Costs may also be different when an individual uses a mail-order pharmacy, which may provide several months’ worth of medications.
Anyone eligible for Medicare Part D plans may get an Aetna plan. For an individual to qualify for a Part D plan, they must meet one of the criteria below:
- be 65 years of age or above
- be entitled to Medicare parts A and B or have already enrolled
- be younger than 65 years of age but have certain disabilities and be in receipt of at least 24 months of financial support from the Social Security Administration or Railroad Retirement Board
- have end stage renal disease or amyotrophic lateral sclerosis
Similar to other plans, Aetna Medicare Part D plans have certain coverage conditions that vary among plans. These conditions may include:
- Prior authorizations: Aetna plans may require an individual to get prior authorization for certain medications. This means that the doctor must get approval from Aetna before filling the prescription.
- Quality limits: Plans may also limit the amount of covered medication, such as providing coverage for a certain number of pills per month.
- Step therapy: Some plans may require a person to try a certain drug to treat a medical condition before the company covers a different medication for it. For example, if two drugs are available that treat the same condition, the company may require an individual to try a specific drug first. If that does not work, however, they will cover the other medication.

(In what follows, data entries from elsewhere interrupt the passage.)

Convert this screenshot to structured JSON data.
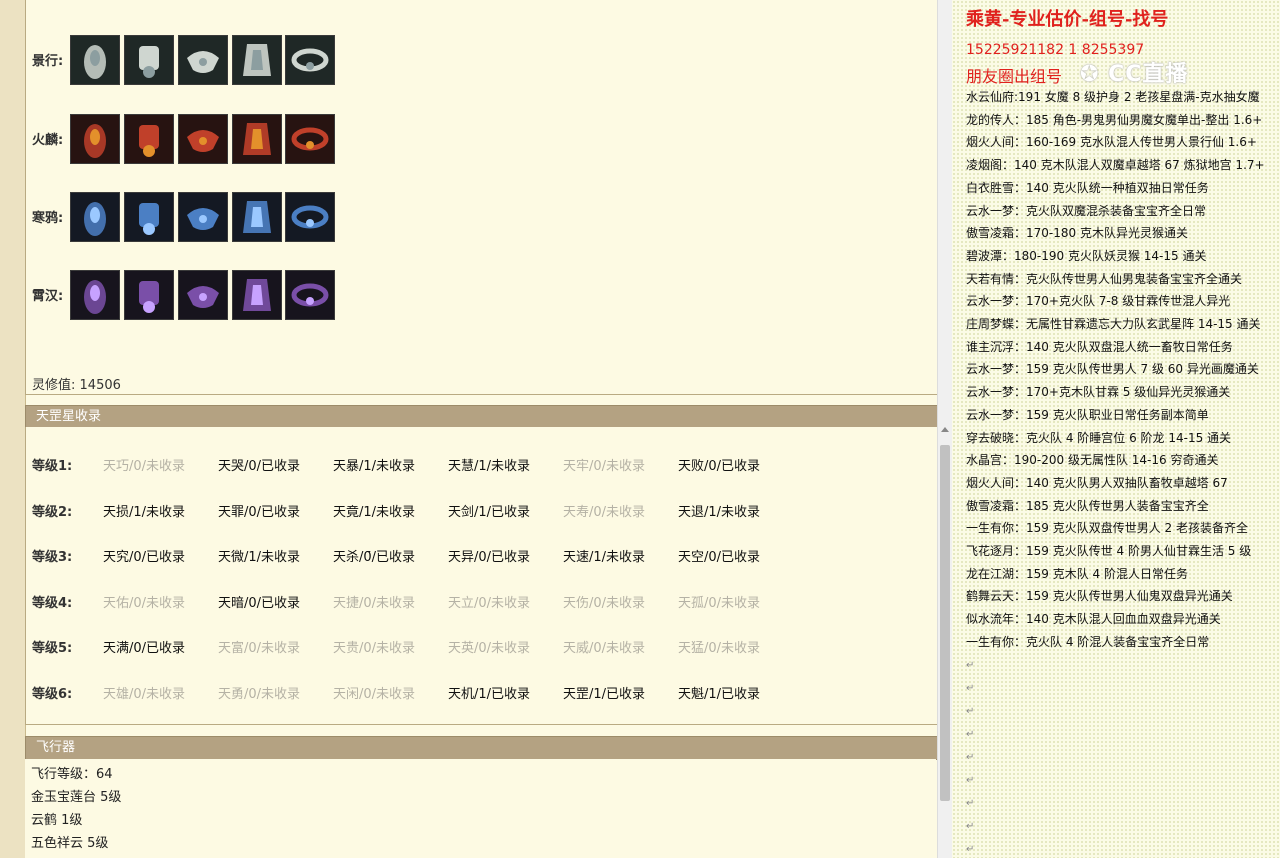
{
  "equipment": {
    "rows": [
      {
        "label": "景行:"
      },
      {
        "label": "火麟:"
      },
      {
        "label": "寒鸦:"
      },
      {
        "label": "霄汉:"
      }
    ],
    "lingxiu_label": "灵修值:",
    "lingxiu_value": "14506"
  },
  "star_section": {
    "title": "天罡星收录",
    "levels": [
      {
        "label": "等级1:",
        "items": [
          {
            "text": "天巧/0/未收录",
            "collected": false
          },
          {
            "text": "天哭/0/已收录",
            "collected": true
          },
          {
            "text": "天暴/1/未收录",
            "collected": true
          },
          {
            "text": "天慧/1/未收录",
            "collected": true
          },
          {
            "text": "天牢/0/未收录",
            "collected": false
          },
          {
            "text": "天败/0/已收录",
            "collected": true
          }
        ]
      },
      {
        "label": "等级2:",
        "items": [
          {
            "text": "天损/1/未收录",
            "collected": true
          },
          {
            "text": "天罪/0/已收录",
            "collected": true
          },
          {
            "text": "天竟/1/未收录",
            "collected": true
          },
          {
            "text": "天剑/1/已收录",
            "collected": true
          },
          {
            "text": "天寿/0/未收录",
            "collected": false
          },
          {
            "text": "天退/1/未收录",
            "collected": true
          }
        ]
      },
      {
        "label": "等级3:",
        "items": [
          {
            "text": "天究/0/已收录",
            "collected": true
          },
          {
            "text": "天微/1/未收录",
            "collected": true
          },
          {
            "text": "天杀/0̄/已收录",
            "collected": true
          },
          {
            "text": "天异/0/已收录",
            "collected": true
          },
          {
            "text": "天速/1/未收录",
            "collected": true
          },
          {
            "text": "天空/0/已收录",
            "collected": true
          }
        ]
      },
      {
        "label": "等级4:",
        "items": [
          {
            "text": "天佑/0/未收录",
            "collected": false
          },
          {
            "text": "天暗/0/已收录",
            "collected": true
          },
          {
            "text": "天捷/0/未收录",
            "collected": false
          },
          {
            "text": "天立/0/未收录",
            "collected": false
          },
          {
            "text": "天伤/0/未收录",
            "collected": false
          },
          {
            "text": "天孤/0/未收录",
            "collected": false
          }
        ]
      },
      {
        "label": "等级5:",
        "items": [
          {
            "text": "天满/0/已收录",
            "collected": true
          },
          {
            "text": "天富/0/未收录",
            "collected": false
          },
          {
            "text": "天贵/0/未收录",
            "collected": false
          },
          {
            "text": "天英/0/未收录",
            "collected": false
          },
          {
            "text": "天威/0/未收录",
            "collected": false
          },
          {
            "text": "天猛/0/未收录",
            "collected": false
          }
        ]
      },
      {
        "label": "等级6:",
        "items": [
          {
            "text": "天雄/0/未收录",
            "collected": false
          },
          {
            "text": "天勇/0/未收录",
            "collected": false
          },
          {
            "text": "天闲/0/未收录",
            "collected": false
          },
          {
            "text": "天机/1/已收录",
            "collected": true
          },
          {
            "text": "天罡/1/已收录",
            "collected": true
          },
          {
            "text": "天魁/1/已收录",
            "collected": true
          }
        ]
      }
    ]
  },
  "flyer_section": {
    "title": "飞行器",
    "lines": [
      "飞行等级：64",
      "金玉宝莲台  5级",
      "云鹤  1级",
      "五色祥云  5级"
    ]
  },
  "ad_panel": {
    "title": "乘黄-专业估价-组号-找号",
    "phone": "15225921182   1   8255397",
    "circle_text": "朋友圈出组号",
    "watermark": "✪ CC直播",
    "lines": [
      "水云仙府:191 女魔 8 级护身 2 老孩星盘满-克水抽女魔",
      "龙的传人：185 角色-男鬼男仙男魔女魔单出-整出 1.6+",
      "烟火人间：160-169 克水队混人传世男人景行仙 1.6+",
      "凌烟阁：140 克木队混人双魔卓越塔 67 炼狱地宫 1.7+",
      "白衣胜雪：140 克火队统一种植双抽日常任务",
      "云水一梦：克火队双魔混杀装备宝宝齐全日常",
      "傲雪凌霜：170-180 克木队异光灵猴通关",
      "碧波潭：180-190 克火队妖灵猴 14-15 通关",
      "天若有情：克火队传世男人仙男鬼装备宝宝齐全通关",
      "云水一梦：170+克火队 7-8 级甘霖传世混人异光",
      "庄周梦蝶：无属性甘霖遗忘大力队玄武星阵 14-15 通关",
      "谁主沉浮：140 克火队双盘混人统一畜牧日常任务",
      "云水一梦：159 克火队传世男人 7 级 60 异光画魔通关",
      "云水一梦：170+克木队甘霖 5 级仙异光灵猴通关",
      "云水一梦：159 克火队职业日常任务副本简单",
      "穿去破晓：克火队 4 阶睡宫位 6 阶龙 14-15 通关",
      "水晶宫：190-200 级无属性队 14-16 穷奇通关",
      "烟火人间：140 克火队男人双抽队畜牧卓越塔 67",
      "傲雪凌霜：185 克火队传世男人装备宝宝齐全",
      "一生有你：159 克火队双盘传世男人 2 老孩装备齐全",
      "飞花逐月：159 克火队传世 4 阶男人仙甘霖生活 5 级",
      "龙在江湖：159 克木队 4 阶混人日常任务",
      "鹤舞云天：159 克火队传世男人仙鬼双盘异光通关",
      "似水流年：140 克木队混人回血血双盘异光通关",
      "一生有你：克火队 4 阶混人装备宝宝齐全日常"
    ],
    "para_mark": "↵"
  }
}
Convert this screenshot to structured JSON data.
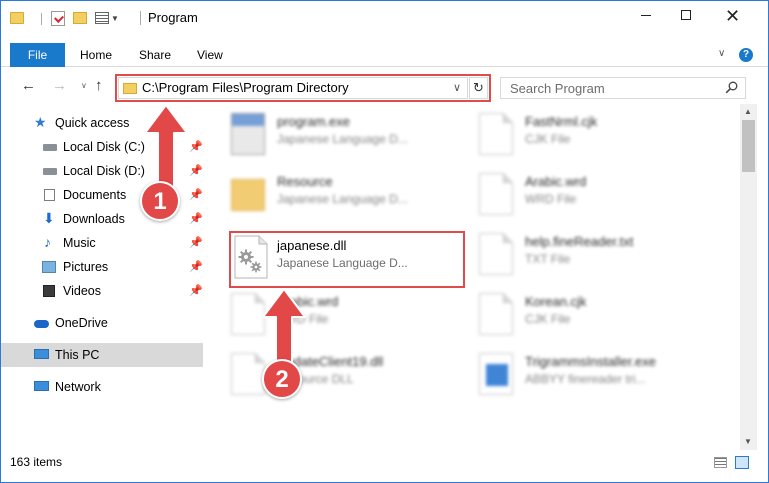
{
  "window": {
    "title": "Program",
    "accent": "#1979ca"
  },
  "ribbon": {
    "file": "File",
    "home": "Home",
    "share": "Share",
    "view": "View"
  },
  "navigation": {
    "address": "C:\\Program Files\\Program Directory",
    "search_placeholder": "Search Program"
  },
  "sidebar": {
    "items": [
      {
        "label": "Quick access",
        "icon": "star-icon"
      },
      {
        "label": "Local Disk (C:)",
        "icon": "disk-icon",
        "pinned": true
      },
      {
        "label": "Local Disk (D:)",
        "icon": "disk-icon",
        "pinned": true
      },
      {
        "label": "Documents",
        "icon": "documents-icon",
        "pinned": true
      },
      {
        "label": "Downloads",
        "icon": "download-icon",
        "pinned": true
      },
      {
        "label": "Music",
        "icon": "music-icon",
        "pinned": true
      },
      {
        "label": "Pictures",
        "icon": "pictures-icon",
        "pinned": true
      },
      {
        "label": "Videos",
        "icon": "videos-icon",
        "pinned": true
      },
      {
        "label": "OneDrive",
        "icon": "cloud-icon"
      },
      {
        "label": "This PC",
        "icon": "pc-icon",
        "selected": true
      },
      {
        "label": "Network",
        "icon": "network-icon"
      }
    ]
  },
  "files": [
    {
      "name": "program.exe",
      "desc": "Japanese Language D...",
      "icon": "exe-icon"
    },
    {
      "name": "FastNrml.cjk",
      "desc": "CJK File",
      "icon": "file-icon"
    },
    {
      "name": "Resource",
      "desc": "Japanese Language D...",
      "icon": "folder-icon"
    },
    {
      "name": "Arabic.wrd",
      "desc": "WRD File",
      "icon": "file-icon"
    },
    {
      "name": "japanese.dll",
      "desc": "Japanese Language D...",
      "icon": "dll-gear-icon"
    },
    {
      "name": "help.fineReader.txt",
      "desc": "TXT File",
      "icon": "file-icon"
    },
    {
      "name": "Arabic.wrd",
      "desc": "WRD File",
      "icon": "file-icon"
    },
    {
      "name": "Korean.cjk",
      "desc": "CJK File",
      "icon": "file-icon"
    },
    {
      "name": "UpdateClient19.dll",
      "desc": "Resource DLL",
      "icon": "dll-icon"
    },
    {
      "name": "TrigrammsInstaller.exe",
      "desc": "ABBYY finereader tri...",
      "icon": "app-icon"
    }
  ],
  "status": {
    "count": "163 items"
  },
  "annotations": {
    "step1": "1",
    "step2": "2",
    "color": "#e34848"
  }
}
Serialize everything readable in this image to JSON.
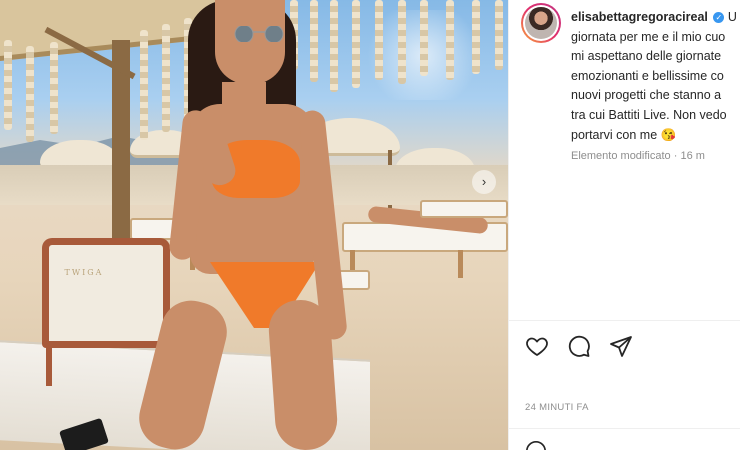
{
  "post": {
    "username": "elisabettagregoracireal",
    "caption_lines": [
      "giornata per me e il mio cuo",
      "mi aspettano delle giornate",
      "emozionanti e bellissime co",
      "nuovi progetti che stanno a",
      "tra cui Battiti Live. Non vedo",
      "portarvi con me"
    ],
    "caption_first_fragment": "U",
    "caption_emoji": "😘",
    "edited_label": "Elemento modificato",
    "edited_sep": " · ",
    "edited_time": "16 m",
    "timestamp": "24 MINUTI FA"
  },
  "photo": {
    "chair_brand": "TWIGA"
  },
  "icons": {
    "like": "heart-icon",
    "comment": "comment-icon",
    "share": "share-icon",
    "verified": "verified-badge-icon",
    "next": "chevron-right-icon",
    "emoji": "emoji-icon"
  },
  "colors": {
    "bikini": "#f07a2a",
    "verified": "#3897f0",
    "muted_text": "#8e8e8e"
  }
}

Aetna are a private insurance company who administer different types of Medicare plan, including Part D plans that cover many prescription medications.
Aetna offer three different Part D plans. Each plan differs in the cost of the monthly premium, deductible, and copays. Before selecting a plan, it is helpful to get a list of the medications the plan covers.
The information on this website may assist you in making personal decisions about insurance, but it is not intended to provide advice regarding the purchase or use of any insurance or insurance products. Healthline Media does not transact the business of insurance in any manner and is not licensed as an insurance company or producer in any U.S. jurisdiction. Healthline Media does not recommend or endorse any third parties that may transact the business of insurance.